KENMORE, N.Y. (WIVB) - New York's newly passed budget includes a higher minimum wage and tax credits to help cover what employers spend on it.
Minimum wage in New York State is rising gradually over the next three years, eventually capping at $9 an hour in 2016. The state is offering tax credits to business owners who hire teenagers, to fill their minimum wage positions.
But the credits are only available for workers from 16- to 19-years-old, who are still in school, and are hired as seasonal help.
Bob Bolt, owner of Mike's Subs in Kenmore, said, "I can't take advantage of the tax credit, because I don't hire seasonal employees. I'm open year-round."
Some people worry business owners will react to the tax credits by simply not hiring adults.
Bolt says raising minimum wage probably will change his hiring practices in the exact opposite way.
"We might take a lower-tiered employee, who isn't quite as skilled, and we say 'Nine bucks an hour?' Maybe we let that person go, and we try to get somebody a little better for $9 an hour. So it could cut out some lower-skilled people," Bolt said.
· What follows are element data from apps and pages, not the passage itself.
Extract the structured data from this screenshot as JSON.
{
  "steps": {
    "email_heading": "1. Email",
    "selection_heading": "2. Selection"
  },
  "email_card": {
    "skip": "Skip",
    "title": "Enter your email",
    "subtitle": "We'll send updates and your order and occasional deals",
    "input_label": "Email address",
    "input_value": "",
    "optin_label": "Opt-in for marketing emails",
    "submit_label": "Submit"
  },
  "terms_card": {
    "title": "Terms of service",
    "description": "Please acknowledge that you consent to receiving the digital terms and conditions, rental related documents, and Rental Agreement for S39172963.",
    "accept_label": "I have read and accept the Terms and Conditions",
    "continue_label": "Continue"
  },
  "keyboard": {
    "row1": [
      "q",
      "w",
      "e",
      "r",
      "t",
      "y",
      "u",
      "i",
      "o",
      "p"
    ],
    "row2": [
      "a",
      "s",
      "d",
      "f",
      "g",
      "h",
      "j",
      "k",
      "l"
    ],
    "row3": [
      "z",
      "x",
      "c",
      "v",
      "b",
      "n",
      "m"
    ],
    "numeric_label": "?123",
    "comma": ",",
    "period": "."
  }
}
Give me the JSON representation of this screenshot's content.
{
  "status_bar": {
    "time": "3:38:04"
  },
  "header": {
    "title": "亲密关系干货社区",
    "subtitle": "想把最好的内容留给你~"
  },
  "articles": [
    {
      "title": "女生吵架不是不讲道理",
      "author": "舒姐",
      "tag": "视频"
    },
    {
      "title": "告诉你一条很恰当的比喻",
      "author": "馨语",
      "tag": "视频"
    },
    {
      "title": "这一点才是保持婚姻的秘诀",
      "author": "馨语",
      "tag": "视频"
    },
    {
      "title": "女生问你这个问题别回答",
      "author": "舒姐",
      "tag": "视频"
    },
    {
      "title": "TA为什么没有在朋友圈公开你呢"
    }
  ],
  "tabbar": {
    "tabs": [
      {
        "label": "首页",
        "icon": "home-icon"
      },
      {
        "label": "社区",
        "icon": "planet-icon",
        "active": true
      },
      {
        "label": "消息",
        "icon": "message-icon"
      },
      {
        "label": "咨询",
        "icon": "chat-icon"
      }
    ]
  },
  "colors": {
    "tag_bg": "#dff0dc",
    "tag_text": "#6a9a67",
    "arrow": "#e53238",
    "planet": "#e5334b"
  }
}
Just Pizza General Manager Joe Luzio said, "Usually, when you come out of or you're in high school, you have no experience. And for a restaurant that is as busy as we are to hire people without experience and start them off at such a high rate, might be a little tricky."
That extra money, though, has to come from somewhere.
Bolt acknowledged, "I'm going to have to raise prices. The price of an average sub is going to go up 20, 30 cents. And that's going to impact every customer that walks in."
New York's minimum wage is currently $7.25 per hour. The increases will be phased in over a three-year period, rising to $8 in 2014, $8.75 in 2015 and $9 in 2016.
"The fact that it's a gradual increase is helpful. That means I don't have to put up my prices super fast. I can phase my prices up a little bit, and the shock won't be so bad. Because I don't want to lose business," Bolt said.
"It's bad enough when food costs go up dramatically in Buffalo, like they do seasonally [and] sometimes the customer has to pay for it. We'll absorb that cost," Just Pizza's Luzio said, "maybe myself and a couple of the people that've been here longer will pick up some of the hours and pick up the slack."
Luzio and Bolt agree, it's right to pay workers, particularly students, a decent wage.
"It's more money in the economy, it's more money for the younger kids coming up that need work... It's money they need to get by," Luzio said.
But Bolt, especially, questions the wisdom of the state dictating the rate.
Bolt said, "I'd rather see the free enterprise system regulate minimum wage."
Taxpayers will pay a share toward minimum wage increase. Once it reaches $9 an hour, for example, one estimate has employers would pay 40 cents of the difference, and taxpayers the remaining $1.35.
Buffalo Police have arrested 26-year-old Nicholas Finnegan of South Buffalo and charged him with pushing Russ Ross to his death.
Buffalo police homicide detectives are investigating a fatal shooting that occurred early Saturday morning.
Police say there were 32 burglaries, 20 in Albion, five in Medina, four in Oakfield and three in the City of Lockport.
The Niagara County Sheriff's responded to Saunders Settlement Road near Comstock in Cambria Friday night after receiving a tip about a suspected meth lab.
Call 4 Action looked into claims this week that members of BJ's Wholesale Club were paying too much on sales tax on some deeply discounted items.
State Police in Pennsylvania are investigating an alleged pedophile pastor already facing charges in Western New York.